The Border Studies Archive seeks to enable scholarly research on two levels. First, we provide a scholarly resource in the traditional meaning of archive: we house and make available original primary source materials for the purposes of writing theses, books and journal articles. We also function as a scholarly resource in that the Border Studies Archive provides a supportive space for the scholarly collection of material in the transborder region with Mexican-origin populations. Meeting this goal often translates into collaborative projects with academics in other programs and institutions.


Digital Preservation of Audio and Video Recordings

Digital Preservation of Audio and Video Recordings

The Archive is currently in the process of converting analog audio and video recordings to digital files for the purposes of preservation and accessibility. Digital audio recordings are the standard for long-term preservation of audio recordings, regardless of their original format. Please see Sound Directions: Digital Audio Preservation and Access for Global Audio Heritage for further technical information. While there is no widely accepted best practice for analog video preservation, archives are applying the techniques used for analog audio recordings to analog video recordings.

The Border Studies Archive will preserve its collections by transferring analog audio tapes and vinyl records and analog videos to digital formats. This transfer ensures preservation and allows for easier accessibility by those performing research on the Border Wall and Border Security, Border Music, Traditional Mexican American Folklore, Spanish Land Grants, Latinas and Politics and Visual Border Studies.

Pedagogical Applications

Pedagogical Applications

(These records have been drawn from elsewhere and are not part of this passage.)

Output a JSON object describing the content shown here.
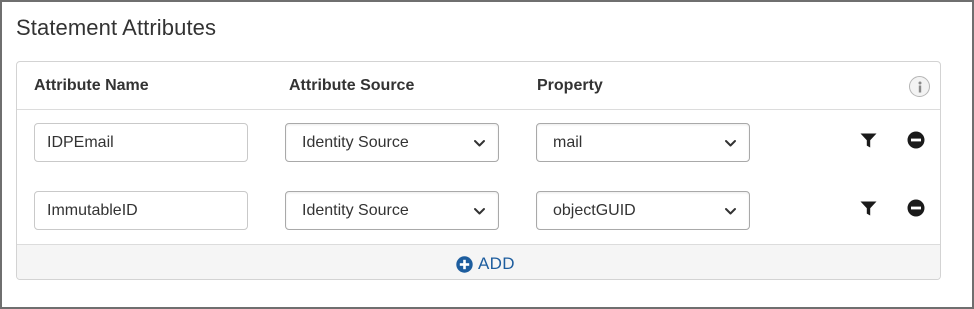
{
  "section": {
    "title": "Statement Attributes"
  },
  "table": {
    "headers": {
      "attribute_name": "Attribute Name",
      "attribute_source": "Attribute Source",
      "property": "Property"
    },
    "info_icon": "info-icon",
    "rows": [
      {
        "attribute_name": "IDPEmail",
        "attribute_source": "Identity Source",
        "property": "mail"
      },
      {
        "attribute_name": "ImmutableID",
        "attribute_source": "Identity Source",
        "property": "objectGUID"
      }
    ]
  },
  "footer": {
    "add_label": "ADD",
    "add_icon": "plus-circle-icon"
  },
  "icons": {
    "filter": "filter-icon",
    "remove": "minus-circle-icon",
    "dropdown": "chevron-down-icon"
  },
  "colors": {
    "accent": "#1d5d9e",
    "icon_dark": "#1a1a1a"
  }
}
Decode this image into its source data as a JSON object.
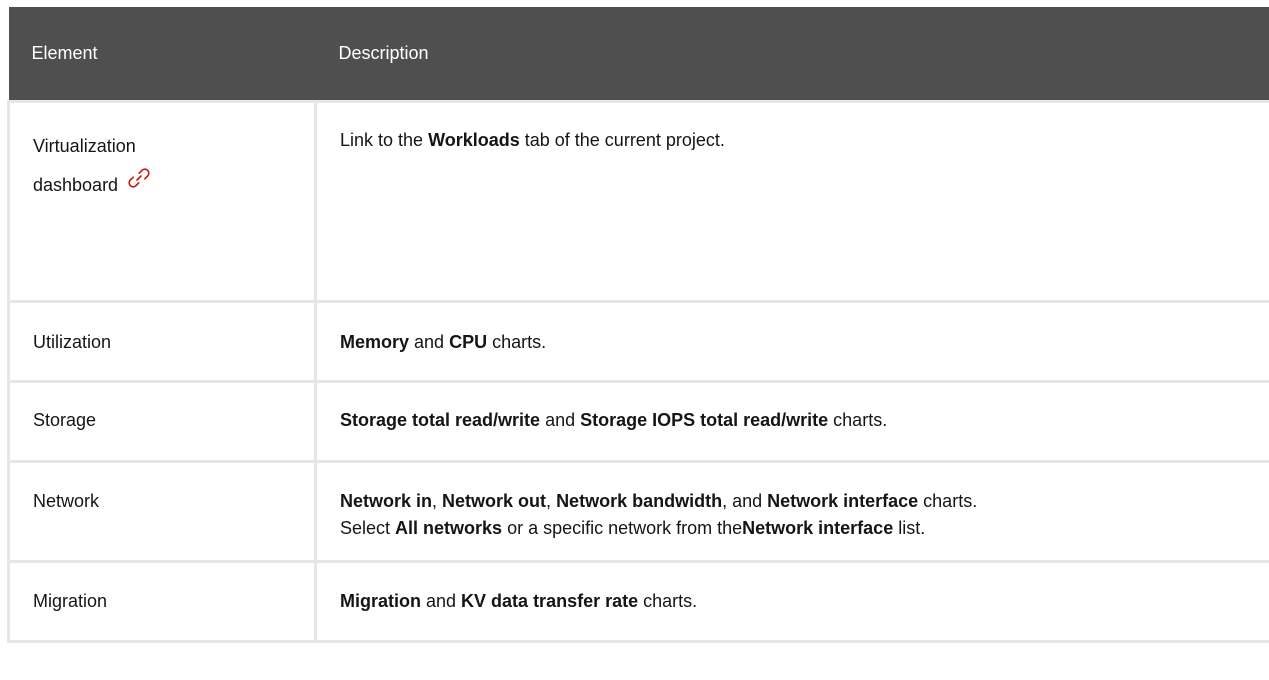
{
  "header": {
    "col_element": "Element",
    "col_description": "Description"
  },
  "rows": [
    {
      "element_line1": "Virtualization",
      "element_line2": "dashboard",
      "icon": "link-icon",
      "icon_color": "#c9190b",
      "desc": [
        {
          "t": "Link to the ",
          "b": false
        },
        {
          "t": "Workloads",
          "b": true
        },
        {
          "t": " tab of the current project.",
          "b": false
        }
      ]
    },
    {
      "element": "Utilization",
      "desc": [
        {
          "t": "Memory",
          "b": true
        },
        {
          "t": " and ",
          "b": false
        },
        {
          "t": "CPU",
          "b": true
        },
        {
          "t": " charts.",
          "b": false
        }
      ]
    },
    {
      "element": "Storage",
      "desc": [
        {
          "t": "Storage total read/write",
          "b": true
        },
        {
          "t": " and ",
          "b": false
        },
        {
          "t": "Storage IOPS total read/write",
          "b": true
        },
        {
          "t": " charts.",
          "b": false
        }
      ]
    },
    {
      "element": "Network",
      "desc_line1": [
        {
          "t": "Network in",
          "b": true
        },
        {
          "t": ", ",
          "b": false
        },
        {
          "t": "Network out",
          "b": true
        },
        {
          "t": ", ",
          "b": false
        },
        {
          "t": "Network bandwidth",
          "b": true
        },
        {
          "t": ", and ",
          "b": false
        },
        {
          "t": "Network interface",
          "b": true
        },
        {
          "t": " charts.",
          "b": false
        }
      ],
      "desc_line2": [
        {
          "t": "Select ",
          "b": false
        },
        {
          "t": "All networks",
          "b": true
        },
        {
          "t": " or a specific network from the",
          "b": false
        },
        {
          "t": "Network interface",
          "b": true
        },
        {
          "t": " list.",
          "b": false
        }
      ]
    },
    {
      "element": "Migration",
      "desc": [
        {
          "t": "Migration",
          "b": true
        },
        {
          "t": " and ",
          "b": false
        },
        {
          "t": "KV data transfer rate",
          "b": true
        },
        {
          "t": " charts.",
          "b": false
        }
      ]
    }
  ]
}
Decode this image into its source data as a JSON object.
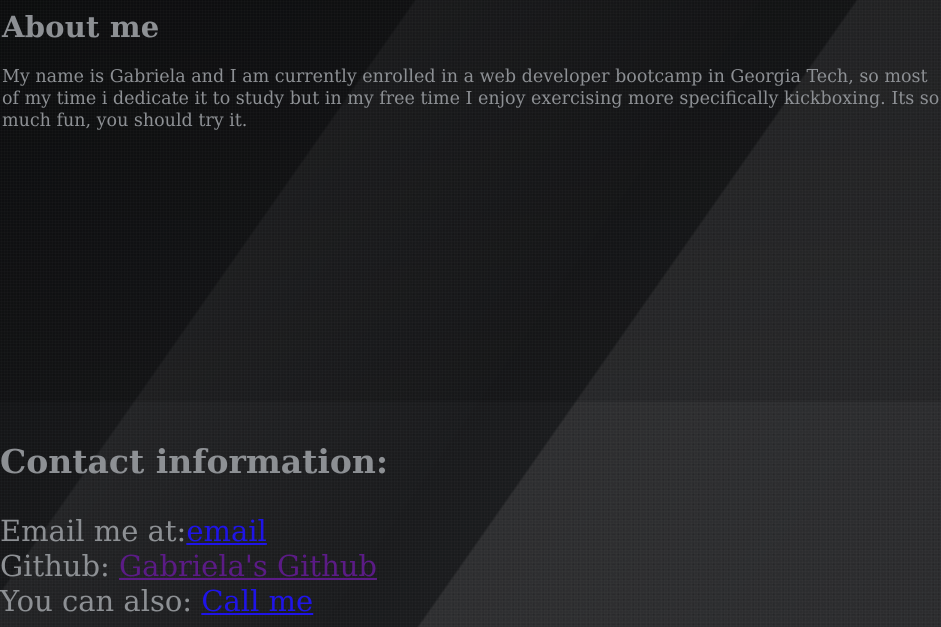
{
  "about": {
    "heading": "About me",
    "paragraph": "My name is Gabriela and I am currently enrolled in a web developer bootcamp in Georgia Tech, so most of my time i dedicate it to study but in my free time I enjoy exercising more specifically kickboxing. Its so much fun, you should try it."
  },
  "contact": {
    "heading": "Contact information:",
    "email_label": "Email me at:",
    "email_link": "email",
    "github_label": "Github: ",
    "github_link": "Gabriela's Github",
    "phone_label": "You can also: ",
    "phone_link": "Call me"
  },
  "colors": {
    "text": "#8d9094",
    "link": "#1f14e8",
    "visited_link": "#5b1b86",
    "background": "#1c1d1f"
  }
}
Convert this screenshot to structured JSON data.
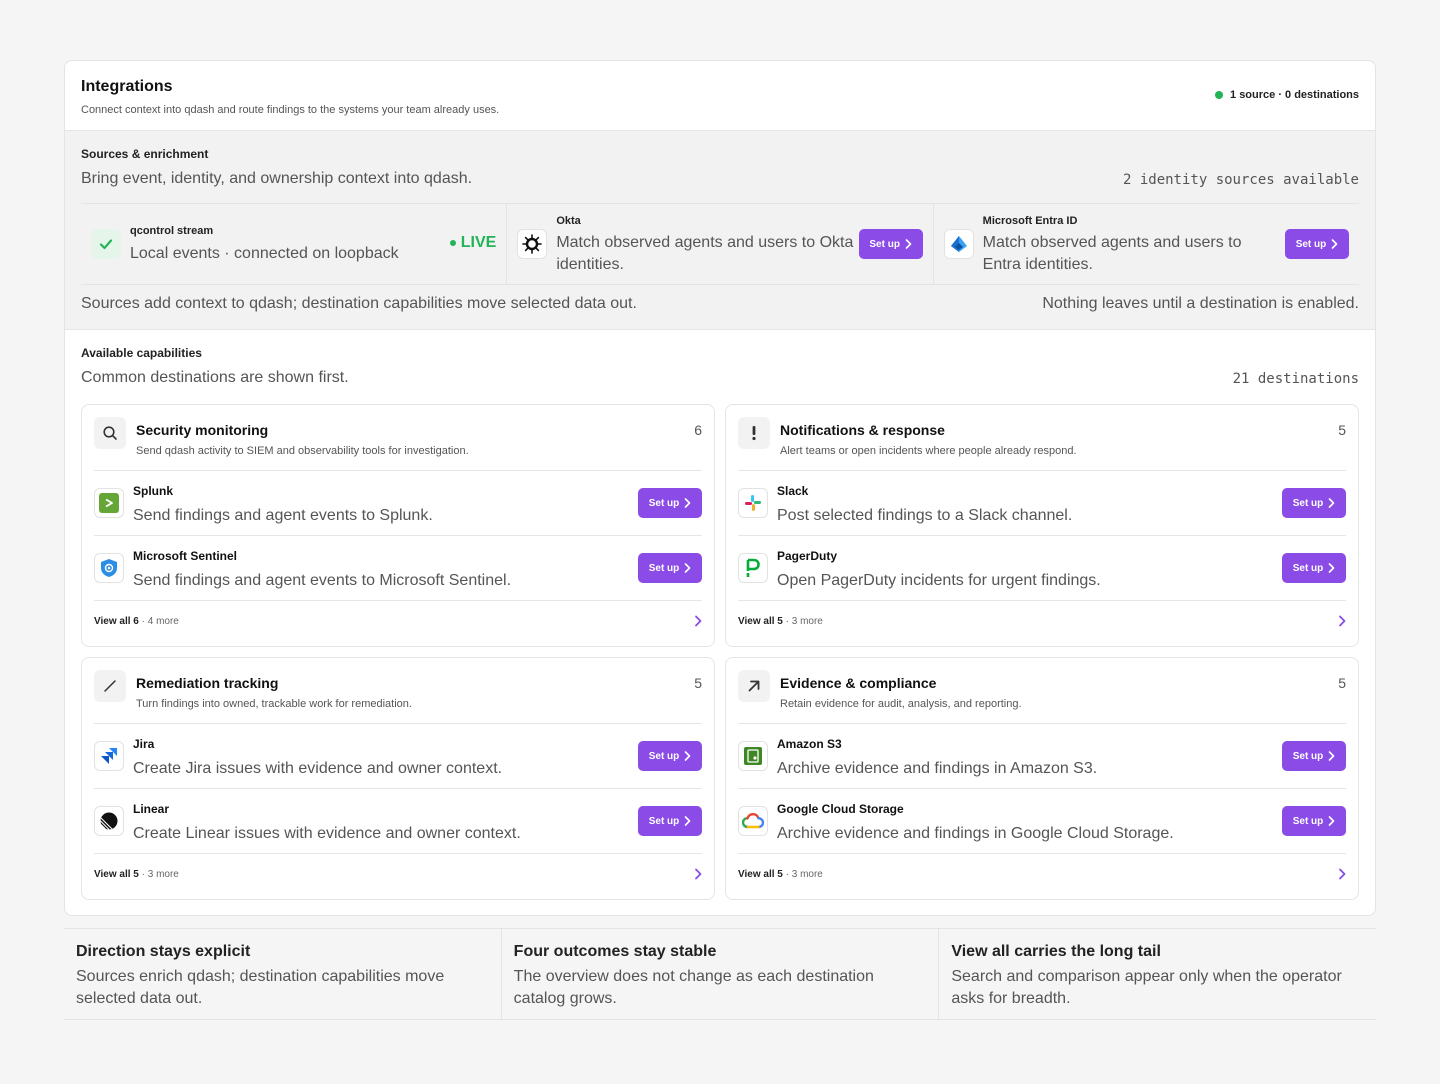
{
  "header": {
    "title": "Integrations",
    "subtitle": "Connect context into qdash and route findings to the systems your team already uses.",
    "status": "1 source · 0 destinations"
  },
  "sources": {
    "title": "Sources & enrichment",
    "subtitle": "Bring event, identity, and ownership context into qdash.",
    "available": "2 identity sources available",
    "items": [
      {
        "name": "qcontrol stream",
        "desc": "Local events · connected on loopback",
        "badge": "LIVE",
        "icon": "check-icon"
      },
      {
        "name": "Okta",
        "desc": "Match observed agents and users to Okta identities.",
        "button": "Set up",
        "icon": "okta-logo-icon"
      },
      {
        "name": "Microsoft Entra ID",
        "desc": "Match observed agents and users to Entra identities.",
        "button": "Set up",
        "icon": "entra-logo-icon"
      }
    ],
    "footer_left": "Sources add context to qdash; destination capabilities move selected data out.",
    "footer_right": "Nothing leaves until a destination is enabled."
  },
  "capabilities": {
    "title": "Available capabilities",
    "subtitle": "Common destinations are shown first.",
    "count": "21 destinations",
    "cards": [
      {
        "title": "Security monitoring",
        "subtitle": "Send qdash activity to SIEM and observability tools for investigation.",
        "count": "6",
        "items": [
          {
            "name": "Splunk",
            "desc": "Send findings and agent events to Splunk.",
            "button": "Set up"
          },
          {
            "name": "Microsoft Sentinel",
            "desc": "Send findings and agent events to Microsoft Sentinel.",
            "button": "Set up"
          }
        ],
        "view_all": "View all 6",
        "more": "· 4 more"
      },
      {
        "title": "Notifications & response",
        "subtitle": "Alert teams or open incidents where people already respond.",
        "count": "5",
        "items": [
          {
            "name": "Slack",
            "desc": "Post selected findings to a Slack channel.",
            "button": "Set up"
          },
          {
            "name": "PagerDuty",
            "desc": "Open PagerDuty incidents for urgent findings.",
            "button": "Set up"
          }
        ],
        "view_all": "View all 5",
        "more": "· 3 more"
      },
      {
        "title": "Remediation tracking",
        "subtitle": "Turn findings into owned, trackable work for remediation.",
        "count": "5",
        "items": [
          {
            "name": "Jira",
            "desc": "Create Jira issues with evidence and owner context.",
            "button": "Set up"
          },
          {
            "name": "Linear",
            "desc": "Create Linear issues with evidence and owner context.",
            "button": "Set up"
          }
        ],
        "view_all": "View all 5",
        "more": "· 3 more"
      },
      {
        "title": "Evidence & compliance",
        "subtitle": "Retain evidence for audit, analysis, and reporting.",
        "count": "5",
        "items": [
          {
            "name": "Amazon S3",
            "desc": "Archive evidence and findings in Amazon S3.",
            "button": "Set up"
          },
          {
            "name": "Google Cloud Storage",
            "desc": "Archive evidence and findings in Google Cloud Storage.",
            "button": "Set up"
          }
        ],
        "view_all": "View all 5",
        "more": "· 3 more"
      }
    ]
  },
  "outcomes": [
    {
      "title": "Direction stays explicit",
      "desc": "Sources enrich qdash; destination capabilities move selected data out."
    },
    {
      "title": "Four outcomes stay stable",
      "desc": "The overview does not change as each destination catalog grows."
    },
    {
      "title": "View all carries the long tail",
      "desc": "Search and comparison appear only when the operator asks for breadth."
    }
  ],
  "colors": {
    "accent": "#8a4be6",
    "live": "#22b457"
  }
}
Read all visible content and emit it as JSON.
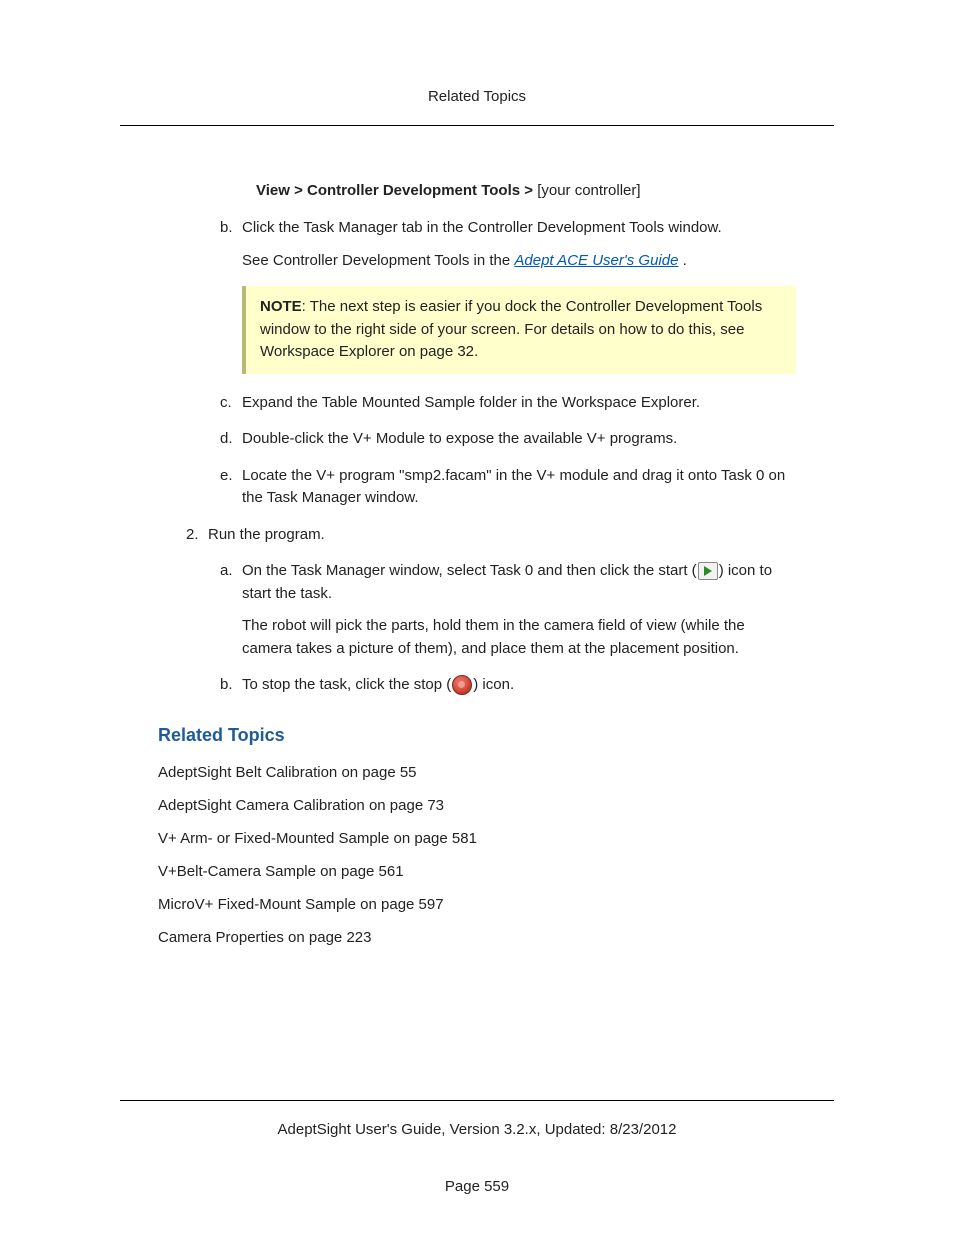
{
  "header": {
    "title": "Related Topics"
  },
  "breadcrumb": {
    "bold": "View > Controller Development Tools > ",
    "suffix": "[your controller]"
  },
  "steps": {
    "b": {
      "text": "Click the Task Manager tab in the Controller Development Tools window.",
      "see_prefix": "See Controller Development Tools in the ",
      "link_text": "Adept ACE User's Guide",
      "see_suffix": " ."
    },
    "note": {
      "label": "NOTE",
      "text": ": The next step is easier if you dock the Controller Development Tools window to the right side of your screen. For details on how to do this, see Workspace Explorer on page 32."
    },
    "c": {
      "text": "Expand the Table Mounted Sample folder in the Workspace Explorer."
    },
    "d": {
      "text": "Double-click the V+ Module to expose the available V+ programs."
    },
    "e": {
      "text": "Locate the V+ program \"smp2.facam\" in the V+ module and drag it onto Task 0 on the Task Manager window."
    }
  },
  "step2": {
    "label": "Run the program.",
    "a_prefix": "On the Task Manager window, select Task 0 and then click the start (",
    "a_suffix": ") icon to start the task.",
    "a_extra": "The robot will pick the parts, hold them in the camera field of view (while the camera takes a picture of them), and place them at the placement position.",
    "b_prefix": "To stop the task, click the stop (",
    "b_suffix": ") icon."
  },
  "related": {
    "heading": "Related Topics",
    "items": [
      "AdeptSight Belt Calibration on page 55",
      "AdeptSight Camera Calibration on page 73",
      "V+ Arm- or Fixed-Mounted Sample on page 581",
      "V+Belt-Camera Sample on page 561",
      "MicroV+ Fixed-Mount Sample on page 597",
      "Camera Properties on page 223"
    ]
  },
  "footer": {
    "line1": "AdeptSight User's Guide,  Version 3.2.x, Updated: 8/23/2012",
    "line2": "Page 559"
  }
}
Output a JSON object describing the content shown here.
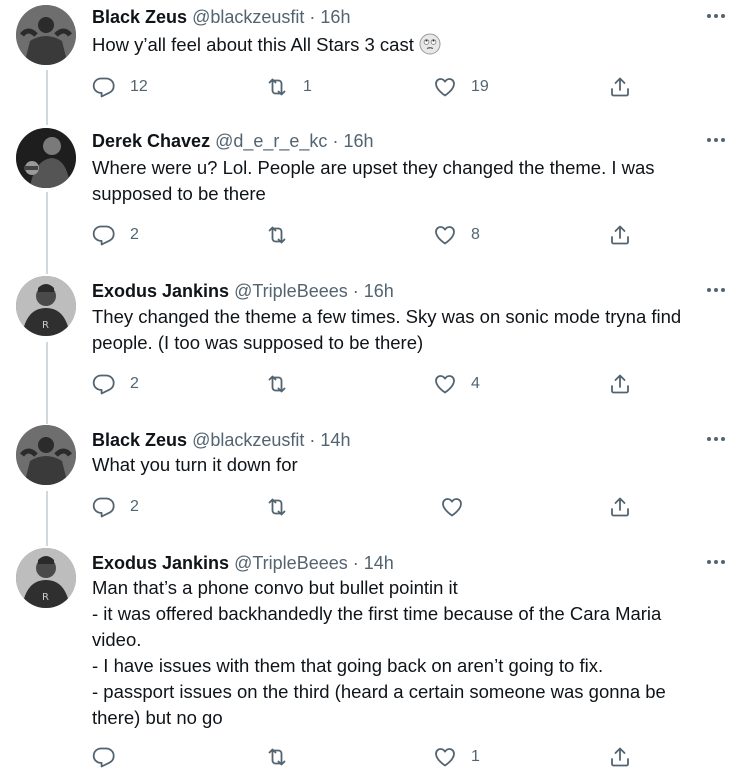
{
  "tweets": [
    {
      "name": "Black Zeus",
      "handle": "@blackzeusfit",
      "dot": "·",
      "time": "16h",
      "lines": [
        "How y’all feel about this All Stars 3 cast"
      ],
      "emoji": "rolling-eyes-emoji",
      "replies": "12",
      "retweets": "1",
      "likes": "19"
    },
    {
      "name": "Derek Chavez",
      "handle": "@d_e_r_e_kc",
      "dot": "·",
      "time": "16h",
      "lines": [
        "Where were u? Lol. People are upset they changed the theme. I was",
        "supposed to be there"
      ],
      "replies": "2",
      "retweets": "",
      "likes": "8"
    },
    {
      "name": "Exodus Jankins",
      "handle": "@TripleBeees",
      "dot": "·",
      "time": "16h",
      "lines": [
        "They changed the theme a few times. Sky was on sonic mode tryna find",
        "people. (I too was supposed to be there)"
      ],
      "replies": "2",
      "retweets": "",
      "likes": "4"
    },
    {
      "name": "Black Zeus",
      "handle": "@blackzeusfit",
      "dot": "·",
      "time": "14h",
      "lines": [
        "What you turn it down for"
      ],
      "replies": "2",
      "retweets": "",
      "likes": ""
    },
    {
      "name": "Exodus Jankins",
      "handle": "@TripleBeees",
      "dot": "·",
      "time": "14h",
      "lines": [
        "Man that’s a phone convo but bullet pointin it",
        "- it was offered backhandedly the first time because of the Cara Maria",
        "video.",
        "- I have issues with them that going back on aren’t going to fix.",
        "- passport issues on the third (heard a certain someone was gonna be",
        "there) but no go"
      ],
      "replies": "",
      "retweets": "",
      "likes": "1"
    }
  ],
  "colors": {
    "text": "#0f1419",
    "secondary": "#536471",
    "thread": "#cfd9de"
  }
}
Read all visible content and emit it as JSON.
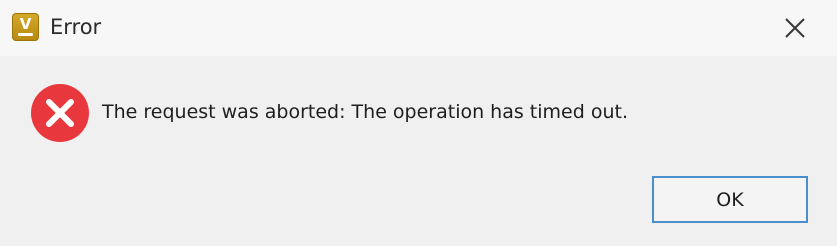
{
  "window": {
    "title": "Error",
    "app_icon": "app-v-icon",
    "app_icon_letter": "V",
    "close_icon": "close-icon"
  },
  "message": {
    "icon": "error-x-icon",
    "text": "The request was aborted: The operation has timed out."
  },
  "buttons": {
    "ok_label": "OK"
  },
  "colors": {
    "error_red": "#e8383d",
    "accent_border": "#4a8fcc",
    "app_icon_gold": "#c99a1c"
  }
}
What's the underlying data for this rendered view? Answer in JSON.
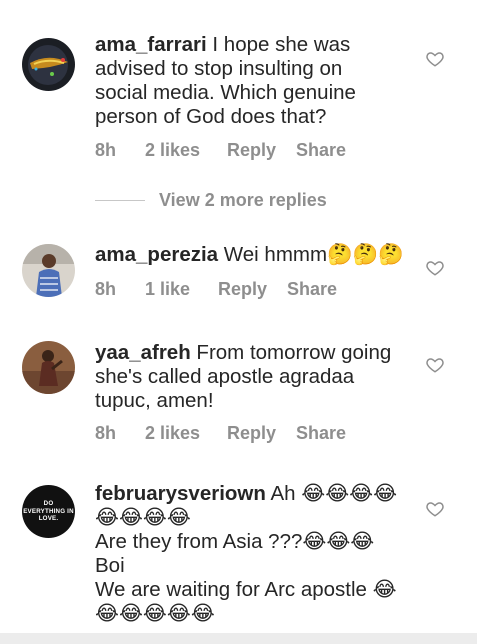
{
  "comments": [
    {
      "username": "ama_farrari",
      "text_lines": [
        " I hope she was",
        "advised to stop insulting on",
        "social media.  Which genuine",
        "person of God does that?"
      ],
      "time": "8h",
      "likes": "2 likes",
      "reply": "Reply",
      "share": "Share"
    },
    {
      "username": "ama_perezia",
      "text_lines": [
        " Wei hmmm🤔🤔🤔"
      ],
      "time": "8h",
      "likes": "1 like",
      "reply": "Reply",
      "share": "Share"
    },
    {
      "username": "yaa_afreh",
      "text_lines": [
        " From tomorrow going",
        "she's called apostle agradaa",
        "tupuc, amen!"
      ],
      "time": "8h",
      "likes": "2 likes",
      "reply": "Reply",
      "share": "Share"
    },
    {
      "username": "februarysveriown",
      "text_lines": [
        " Ah 😂😂😂😂",
        "😂😂😂😂",
        "Are they from Asia ???😂😂😂",
        "Boi",
        "We are waiting for Arc apostle 😂",
        "😂😂😂😂😂"
      ],
      "avatar_logo": "DO EVERYTHING IN LOVE."
    }
  ],
  "view_replies": "View 2 more replies",
  "icons": {
    "like": "heart-outline-icon"
  }
}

As the Border Studies Archive is situated as part of the University of Texas-Pan American, part of its mission has been, and will be, to engage UTPA students not only in utilizing the collection, but also in expanding the holdings of the collection from their own scholarly endeavors.

The Border Studies Archive collection began from the work of students in Anthropologist Mark Glazer’s Mexican American Folklore course. Dr. Glazer’s students collected folklore from their own families and deposited those stories in the Traditional Mexican American Folklore Collection in the Archive. Students enrolled in Mexican American Folklore utilize this collection and continue to expand it by adding the folklore of their own families.

In addition, the Spanish Land Grants Collection started with the work of borderlands historian, Dr. Sonia Hernandez, who oversaw student research on porciones or Spanish land grants. The students traced land transactions from the original land grants up to the present day and compiled reports of the history of a particular land grant. Upon completion, each report is deposited in the collection, allowing the donating students’ works to be preserved for future research and use by the community.

Our students continue to contribute to the Border Studies Archive in many ways. Orquidea Morales is a wonderful example. Ms. Morales graduated from UTPA with a Master's of Arts in Interdisciplinary Studies and a Graduate Certificate in Mexican American Studies from The University of Texas-Pan American in May 2011. Ms. Morales will continue her education with a full fellowship to the Ph.D. program in American Culture at the University of Michigan, Ann Arbor. Before leaving UTPA, she will gift her Master’s thesis on La Llorona and horror movies to the Archive, once again expanding the collection with exceptional work from our students.

Scholarly Research and Publication

Scholarly Research and Publication

The Border Studies Archive serves as a repository for primary source material. If you are interested in depositing your fieldwork collection with the Border Studies Archive, please contact us.

Tutorials

Tutorials

View the following videos and audio equipment tutorials to learn how to use the TASCAM, export files, and how to collaborate with the BSA for research projects in the borderlands.  

TASCAM - Recording with an External Omni-Directional Microphone TASCAM - Recording with an External Omni-Directional Microphone

TASCAM - Recording with an External Omni-Directional Microphone

TASCAM - Transferring files to a computer TASCAM - Transferring files to a computer

TASCAM - Transferring files to a computer

How to collaborate with the BSA for research projects How to collaborate with the BSA for research projects

How to collaborate with the BSA for research projects